From time to time, people ask me about the hand gesture I always make and that is part of our logo. Called the Vitarka Mudra, the gesture is known as the Teaching Mudra. Vitarka means “reasoning,” “consideration” or “deliberation.” It is also called the “discussion Mudra,” a sign given when a teacher wishes to impart knowledge or engage in discussion. This sign is part of an ancient language of hand gestures called Mudras, developed in India thousands of years ago.
There are a great number of such gestures or signals, carrying many meanings. Even today, dancers in the several styles of classical Indian dance use a whole language of finger, hand and arm gestures to tell their stories.
Statues and pictures of Hindu Gods and Goddesses signal with Mudras. For example, the Goddess Kali gives the Abhaya Mudra, with the palm of the right hand facing out and fingers together pointing up, indicating freedom from fear, under her protection. Another is the Varada Mudra, with the left palm open facing out and fingers together pointing down, signaling the granting of the devotee’s wishes. Primarily used by the Goddess Lakshmi, often with gold coins flowing out of it.
The Great God, Lord Siva, Creator of Yoga and Lord of the Dance, gives the Vitarka Mudra when He takes the form of Dakshina Murthi, “The God Who Faces South.” In this Manifestation, Siva appears as a handsome nineteen year old yogi sitting under a tree up in the Himalayan Mountains teaching a group of white haired and bearded gurus sitting in lotus position. He teaches silently, through telepathy. Lord Siva is also known for His delight in drinking Bhang, what we would call a “cannabis smoothie.” He is the Guardian of Cannabis.
Vitarka, the teaching Mudra, is also associated with the Buddha. There are in addition, nine other Mudras that are used as hand positions in statues and pictures of the Buddha.
Yoga practitioners use Mudras because the exact positions of the fingers, how they touch and interlace work in tandem to effect how the currents of psychic energy, also known as Prana, move though one’s body and mind.

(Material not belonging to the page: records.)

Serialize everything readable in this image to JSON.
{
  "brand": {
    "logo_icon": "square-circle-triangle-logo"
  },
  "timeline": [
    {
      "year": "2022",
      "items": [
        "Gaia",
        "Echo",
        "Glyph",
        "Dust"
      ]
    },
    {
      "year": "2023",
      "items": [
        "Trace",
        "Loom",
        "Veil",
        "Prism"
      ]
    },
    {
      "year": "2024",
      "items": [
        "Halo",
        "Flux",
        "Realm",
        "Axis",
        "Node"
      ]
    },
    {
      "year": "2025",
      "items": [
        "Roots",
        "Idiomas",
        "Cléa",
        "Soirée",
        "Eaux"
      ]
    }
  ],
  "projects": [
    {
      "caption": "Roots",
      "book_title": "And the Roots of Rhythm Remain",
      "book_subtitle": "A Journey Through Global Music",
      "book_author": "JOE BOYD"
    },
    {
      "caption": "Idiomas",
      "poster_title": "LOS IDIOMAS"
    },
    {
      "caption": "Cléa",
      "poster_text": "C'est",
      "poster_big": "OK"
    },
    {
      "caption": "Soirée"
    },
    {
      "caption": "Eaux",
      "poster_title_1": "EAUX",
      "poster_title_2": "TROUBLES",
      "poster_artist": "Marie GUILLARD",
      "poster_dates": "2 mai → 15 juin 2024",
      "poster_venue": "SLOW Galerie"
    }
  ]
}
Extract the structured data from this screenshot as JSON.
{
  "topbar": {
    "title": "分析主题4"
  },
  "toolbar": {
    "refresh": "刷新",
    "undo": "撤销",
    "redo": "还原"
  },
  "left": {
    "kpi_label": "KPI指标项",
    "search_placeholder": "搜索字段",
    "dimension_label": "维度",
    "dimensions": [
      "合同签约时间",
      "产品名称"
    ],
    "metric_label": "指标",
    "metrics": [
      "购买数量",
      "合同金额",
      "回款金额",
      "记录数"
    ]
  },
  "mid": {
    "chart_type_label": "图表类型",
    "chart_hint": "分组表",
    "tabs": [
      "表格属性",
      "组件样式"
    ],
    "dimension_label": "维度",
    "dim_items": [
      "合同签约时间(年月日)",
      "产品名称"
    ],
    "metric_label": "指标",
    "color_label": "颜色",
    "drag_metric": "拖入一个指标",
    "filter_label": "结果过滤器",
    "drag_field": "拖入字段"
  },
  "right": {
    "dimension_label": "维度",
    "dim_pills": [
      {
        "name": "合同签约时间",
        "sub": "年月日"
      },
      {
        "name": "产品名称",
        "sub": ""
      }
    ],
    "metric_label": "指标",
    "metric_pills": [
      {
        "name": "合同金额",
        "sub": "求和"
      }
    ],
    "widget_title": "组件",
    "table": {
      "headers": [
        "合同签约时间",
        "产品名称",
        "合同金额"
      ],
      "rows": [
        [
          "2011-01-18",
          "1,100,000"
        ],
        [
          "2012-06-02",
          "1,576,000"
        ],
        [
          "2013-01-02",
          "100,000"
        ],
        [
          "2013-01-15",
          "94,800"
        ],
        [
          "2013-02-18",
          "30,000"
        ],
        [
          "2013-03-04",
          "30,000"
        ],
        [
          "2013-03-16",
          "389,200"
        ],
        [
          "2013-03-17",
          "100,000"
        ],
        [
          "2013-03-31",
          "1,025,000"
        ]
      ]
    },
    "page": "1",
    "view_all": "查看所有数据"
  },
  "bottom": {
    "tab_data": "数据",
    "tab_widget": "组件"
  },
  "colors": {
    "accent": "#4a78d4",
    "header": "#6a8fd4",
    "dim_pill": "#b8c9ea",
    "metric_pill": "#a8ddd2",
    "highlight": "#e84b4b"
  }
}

These complex hand positions are used to focus specific energies during meditation or during the transmission of knowledge. This is the way that I use the Vitarka Mudra.
In Vitarka, the index finger bending to meet the tip of the thumb symbolizes the joining of opposites, creating the unity underlying the basic duality of the Universe — male and female, new moon and full moon, day and night. One culture calls it Yin and Yang, another calls it Siva and Sakti. Yet, both point to a wholeness created by the union.
And so enters a third concept to the binary: the energy of the relationship between the two, the bond connecting the Yang and the Yin as complementary opposites, symbolized by the circle they are joined within. The nature of Siva is “concept as potential,” which is static. The nature of Sakti is “energy in a location,” which is active. Combined they give us three-ness: Siva, Sakti and Siva/Sakti. Idea, plus power in a place creates the universe. This is the essential three-ness of manifested reality. Male and female, female and male and the unity of opposites joining.
The three raised fingers above the circle of the thumb and forefinger indicate this tripartite nature of the world we live in. This triplicity is repeated everywhere. I-you-it; past-present-future; waking-dreaming-sleeping; Father, Son and Holy Spirit; mother, father, child.
The circle of thumb and forefinger also represents the O of OM. The three fingers of the Mudra then depict the three part nature of the syllable OM/AUM. This is the universal sound from which the universe is created. Technically, in its true form OM is intoned as AUM: AAA—UUU—mmm, corresponding to the tripartite nature of reality. This first sound AAA, originates deep at the back of the throat with a wide open mouth. The UUU follows generated from the middle of the mouth chamber with the lips rounded into a flat oval, followed then by the “mmm” at the front of the mouth with the lips closed but the teeth open. Nevertheless, after numerous rapid repetitions the sound inevitably evolves into OM-OM-OM.
One of the teachings assigned to me by my Guru, Sri Chidananda Giri, is the transmission of the meaning and practice of AUM. For these reasons, I use the Vitarka Mudra.
A few people have mentioned to me that this gesture may have other negative connotations or meanings, and seems to have been appropriated by Neo-Nazi groups. That may be so, but it has nothing to do with the way I use the Mudra. This hand symbol has been used for thousands of years as part of a dialogue between teacher and student, promoting deliberate consideration of the issue at hand, through rational discourse. In this time of stark divisions, we need to preserve and honor those traditions which raise our consciousness and lead to understanding and compassion.